Participants this year included Mattison Beattie of Sumner; Ainsley Fischer of Franktown, Colorado; Jaylea Pope of Ravenna; Noah Summers of Gibbon; and Emelia Rourke of Waverly. All attendees are currently college students studying animal science at the University of Nebraska Lincoln.
The Beef Leadership Experience was a great way for students interested in the beef industry to gain a better understanding of all the segments and working parts that go into supplying beef to consumers from pasture to plate. It also allowed the students to learn about the work of the Beef Checkoff from nutrition education, advertising, promotion and beef research.
Mattison Beattie reflected on how practical the experience was for her.
“This was one on my favorite industry experiences,” said Beattie. “We gained a load of useful knowledge and were able to build strong relationships with fellow students, industry leaders and the Beef Council staff.”
Since much of the work within the industry is done behind the scenes, this opportunity allowed the students to experience first-hand how a feedlot operates, the process at a packing plant, the beef product distribution logistics, and how consumers purchase beef at a grocery store. Having a broader understanding of the entire beef supply chain will hopefully help the students be better prepared for their future careers.
Nebraska Beef Council Director of Nutrition and Education Mitch Rippe helped with consumer information and shopping for a beef-based meal that the students prepared themselves. Rippe said this year’s group of students was great to work with.
“Students were surprised and impressed by the back-end of things that they were never really aware of before,” said Rippe. “They leaned in heavily to the Ag advocacy standpoint and enjoyed listening to Jesse Fulton about BQA and Chandler Mulvaney at NCBA (a contractor to the Nebraska Beef Council).”

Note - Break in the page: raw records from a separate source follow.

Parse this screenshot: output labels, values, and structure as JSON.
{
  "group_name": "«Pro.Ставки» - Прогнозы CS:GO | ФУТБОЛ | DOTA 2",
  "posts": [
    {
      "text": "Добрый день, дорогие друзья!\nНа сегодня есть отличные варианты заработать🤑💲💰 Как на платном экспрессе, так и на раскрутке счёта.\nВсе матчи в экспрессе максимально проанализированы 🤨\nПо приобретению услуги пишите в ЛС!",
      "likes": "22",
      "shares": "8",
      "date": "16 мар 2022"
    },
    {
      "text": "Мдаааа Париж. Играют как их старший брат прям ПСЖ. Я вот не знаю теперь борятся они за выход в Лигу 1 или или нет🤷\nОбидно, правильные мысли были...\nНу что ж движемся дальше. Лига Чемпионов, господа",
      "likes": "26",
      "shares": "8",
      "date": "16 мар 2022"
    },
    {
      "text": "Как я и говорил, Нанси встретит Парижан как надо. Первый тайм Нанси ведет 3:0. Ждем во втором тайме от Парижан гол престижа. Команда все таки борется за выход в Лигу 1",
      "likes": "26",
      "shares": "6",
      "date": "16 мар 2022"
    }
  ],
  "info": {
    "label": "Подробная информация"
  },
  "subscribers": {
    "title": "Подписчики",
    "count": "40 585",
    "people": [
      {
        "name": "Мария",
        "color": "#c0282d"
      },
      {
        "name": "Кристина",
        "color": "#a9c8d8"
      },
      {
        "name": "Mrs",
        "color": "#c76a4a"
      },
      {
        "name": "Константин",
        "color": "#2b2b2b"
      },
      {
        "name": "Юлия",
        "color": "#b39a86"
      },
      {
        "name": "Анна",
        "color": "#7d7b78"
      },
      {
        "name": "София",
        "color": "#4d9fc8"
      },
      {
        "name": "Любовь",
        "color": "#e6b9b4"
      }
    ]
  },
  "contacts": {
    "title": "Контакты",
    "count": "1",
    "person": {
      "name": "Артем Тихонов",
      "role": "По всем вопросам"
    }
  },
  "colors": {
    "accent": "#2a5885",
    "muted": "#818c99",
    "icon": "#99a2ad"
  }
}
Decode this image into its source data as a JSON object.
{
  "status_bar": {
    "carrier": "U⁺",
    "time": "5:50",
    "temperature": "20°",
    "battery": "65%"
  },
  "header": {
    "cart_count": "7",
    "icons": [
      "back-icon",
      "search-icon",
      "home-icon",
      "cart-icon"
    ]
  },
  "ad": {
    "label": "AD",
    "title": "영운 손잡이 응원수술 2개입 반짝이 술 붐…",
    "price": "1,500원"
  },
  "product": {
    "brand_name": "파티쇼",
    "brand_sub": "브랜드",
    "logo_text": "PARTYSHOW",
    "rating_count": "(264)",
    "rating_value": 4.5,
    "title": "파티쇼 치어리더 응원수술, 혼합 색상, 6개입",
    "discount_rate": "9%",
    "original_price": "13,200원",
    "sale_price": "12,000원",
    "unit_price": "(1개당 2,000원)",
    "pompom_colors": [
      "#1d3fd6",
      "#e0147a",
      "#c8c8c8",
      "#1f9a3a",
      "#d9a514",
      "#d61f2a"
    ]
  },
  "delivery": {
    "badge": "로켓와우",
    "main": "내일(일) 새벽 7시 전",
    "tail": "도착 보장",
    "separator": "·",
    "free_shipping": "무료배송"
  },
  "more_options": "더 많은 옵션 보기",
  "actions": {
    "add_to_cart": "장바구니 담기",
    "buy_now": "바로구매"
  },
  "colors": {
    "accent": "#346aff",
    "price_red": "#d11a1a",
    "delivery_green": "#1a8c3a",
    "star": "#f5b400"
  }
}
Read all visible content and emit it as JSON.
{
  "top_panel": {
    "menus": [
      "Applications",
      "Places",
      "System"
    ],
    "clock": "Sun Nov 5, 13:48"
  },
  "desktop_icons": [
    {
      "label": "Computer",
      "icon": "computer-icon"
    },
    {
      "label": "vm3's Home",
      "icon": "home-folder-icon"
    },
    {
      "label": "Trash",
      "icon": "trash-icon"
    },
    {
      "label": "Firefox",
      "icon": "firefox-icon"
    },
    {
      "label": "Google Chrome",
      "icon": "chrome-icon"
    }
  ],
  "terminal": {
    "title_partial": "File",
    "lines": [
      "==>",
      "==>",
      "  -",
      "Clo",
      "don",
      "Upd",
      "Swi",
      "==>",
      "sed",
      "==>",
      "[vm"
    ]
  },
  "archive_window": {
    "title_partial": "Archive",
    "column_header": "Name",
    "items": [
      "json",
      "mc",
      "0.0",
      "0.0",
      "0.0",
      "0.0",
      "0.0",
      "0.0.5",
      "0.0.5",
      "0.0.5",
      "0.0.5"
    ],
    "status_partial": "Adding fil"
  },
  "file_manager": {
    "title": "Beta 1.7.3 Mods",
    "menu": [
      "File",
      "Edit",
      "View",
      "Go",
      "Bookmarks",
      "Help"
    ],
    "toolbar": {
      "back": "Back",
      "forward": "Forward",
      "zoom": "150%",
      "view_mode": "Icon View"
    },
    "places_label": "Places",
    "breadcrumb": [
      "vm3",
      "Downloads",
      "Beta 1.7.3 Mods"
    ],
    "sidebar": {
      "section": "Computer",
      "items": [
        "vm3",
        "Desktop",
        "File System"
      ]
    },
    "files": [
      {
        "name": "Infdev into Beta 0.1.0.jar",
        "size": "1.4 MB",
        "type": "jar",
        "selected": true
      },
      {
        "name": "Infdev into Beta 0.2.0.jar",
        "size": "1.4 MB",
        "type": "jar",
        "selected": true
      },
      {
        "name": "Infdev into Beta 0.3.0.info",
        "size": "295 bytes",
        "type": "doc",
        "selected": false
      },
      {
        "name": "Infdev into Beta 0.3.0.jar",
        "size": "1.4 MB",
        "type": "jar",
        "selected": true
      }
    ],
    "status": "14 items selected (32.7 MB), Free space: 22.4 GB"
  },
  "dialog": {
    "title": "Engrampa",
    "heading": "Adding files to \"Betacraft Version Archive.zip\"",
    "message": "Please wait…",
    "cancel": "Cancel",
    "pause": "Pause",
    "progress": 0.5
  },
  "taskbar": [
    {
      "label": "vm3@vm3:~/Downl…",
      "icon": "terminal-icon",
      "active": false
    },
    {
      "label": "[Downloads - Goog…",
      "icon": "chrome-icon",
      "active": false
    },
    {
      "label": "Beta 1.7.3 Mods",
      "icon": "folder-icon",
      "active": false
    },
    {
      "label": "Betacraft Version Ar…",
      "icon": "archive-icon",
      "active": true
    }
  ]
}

The Beef Leadership Experience is also a way that the industry is preparing for the future. The need for volunteers to fill leadership roles continues to increase as many beef producers are approaching retirement. Whether the students want to go back to the ranch, work within the supply chain, or become advocates and communication specialists, it’s essential that they be involved in the organizations that protect and pave the future for the industry.